Eleven days after suffering an upset home defeat to Michigan State, the Maryland women's basketball team faced No. 12 Ohio State, which boasted guard Kelsey Mitchell, who entered as the nation's second-leading scorer at 25.3 points per game.
In her previous three meetings with the Terps, Mitchell averaged 30.7 points per game.
But Maryland's defense held Mitchell to just 15 points on Monday en route to a 99-69 victory to reclaim the top spot in the Big Ten standings. It was the Buckeyes' second-lowest point output of the season.
So while the 30-point drubbing signified just the second time this season the Terps have scored more than 90 points against a power-five conference school, coach Brenda Frese gushed over her squad's defensive showing after the win.
"We executed the game plan," Frese said. "Mixing up our defenses was huge, between man and zone. Our team really understood the concept of kind of shadowing Kelsey and a layer of people always constantly being around her."

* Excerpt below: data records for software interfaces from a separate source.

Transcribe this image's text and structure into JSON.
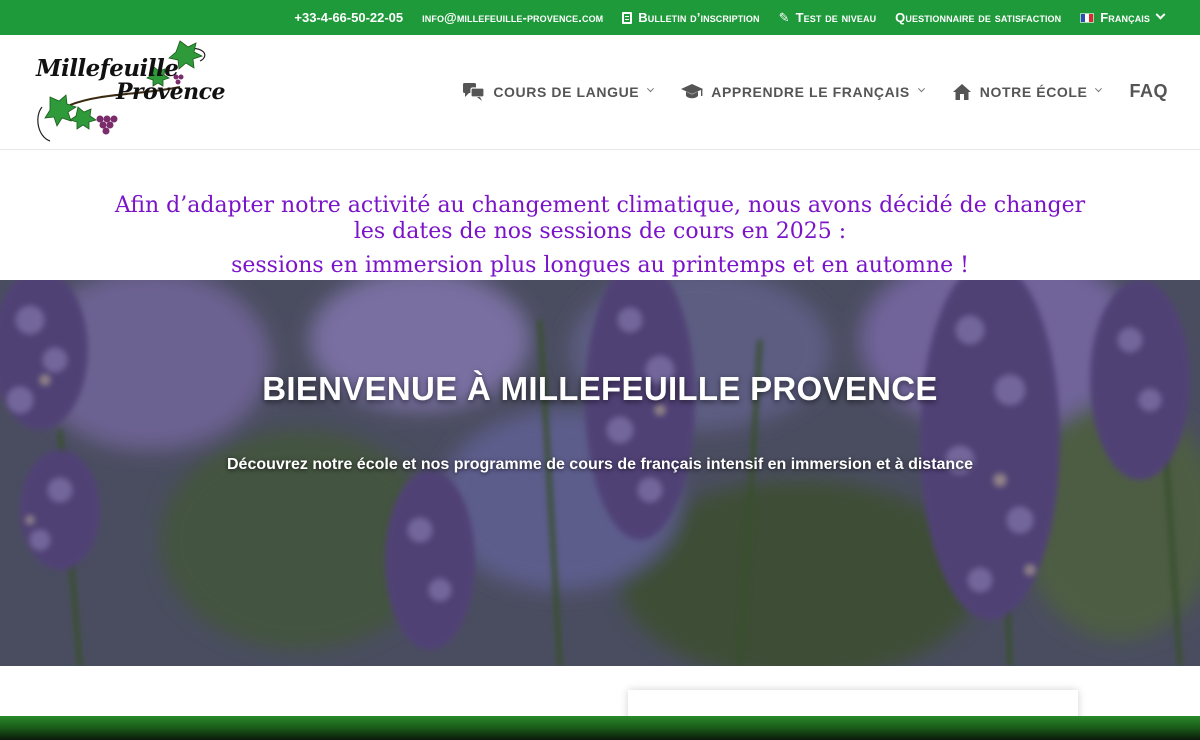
{
  "topbar": {
    "phone": "+33-4-66-50-22-05",
    "email": "info@millefeuille-provence.com",
    "bulletin": "Bulletin d’inscription",
    "test": "Test de niveau",
    "questionnaire": "Questionnaire de satisfaction",
    "language": "Français",
    "color": "#1f9a3b"
  },
  "logo": {
    "line1": "Millefeuille",
    "line2": "Provence"
  },
  "nav": {
    "items": [
      {
        "label": "Cours de langue",
        "icon": "chat-bubbles-icon"
      },
      {
        "label": "Apprendre le français",
        "icon": "graduation-cap-icon"
      },
      {
        "label": "Notre école",
        "icon": "home-icon"
      }
    ],
    "faq": "FAQ"
  },
  "announcement": {
    "line1": "Afin d’adapter notre activité au changement climatique, nous avons décidé de changer les dates de nos sessions de cours en 2025 :",
    "line2": "sessions en immersion plus longues au printemps et en automne !",
    "color": "#7b13c9"
  },
  "hero": {
    "title": "BIENVENUE À MILLEFEUILLE PROVENCE",
    "subtitle": "Découvrez notre école et nos programme de cours de français intensif en immersion et à distance"
  }
}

Mitchell shot 6-for-13 from the field and made just one of five 3-point attempts. The senior averaged more than 18 field goal attempts and nine 3-pointers per game heading into the contest, but finished short of both those numbers on Monday.
"It wasn't the easiest," Mitchell said of trying to score against Maryland's defense.
The Terps made guard Kaila Charles the primary defender on Mitchell, but sent second and sometimes even third defenders to help Charles disrupt her.
Last season, Charles had the same task, but with a different outcome. Foul trouble kept her off the court as she played only 17 minutes in a 98-87 loss, mostly watching as Mitchell scored 31 points.
When asked about the difference between the two games, Charles laughed and said "Well, I played more." She explained her attempt to not get "handsy with it" and said the Terps knew Mitchell would score, but it would take a team effort to stop her, crediting her teammates with giving plenty of help.
Guard Kristen Confroy jumped in at the postgame press conference to make sure everyone was aware of how well Charles performed.
"Defending Kelsey Mitchell, Kaila is not giving herself a fair shake," Confroy said. "She did a phenomenal job and she's an incredible defender and I think she's going to give the rest of the conference fits defensively."
Along with Mitchell, three of Ohio State's standouts — forward Stephanie Mavunga and guards Sierra Calhoun and Linnae Harper — all fell short of their average outputs. The Buckeyes shot just 39.2 percent from the field and 27.3 from long range, the latter area normally being their bread and butter.
Feeding off the crowd's energy, which Charles said got the Terps going, Maryland shut down one of the nation's best offenses from start to finish.
"Just, wow," Frese said. "An incredible atmosphere, a tremendous game. You talk about lining up together for 40 minutes, [it was] by far our most complete game."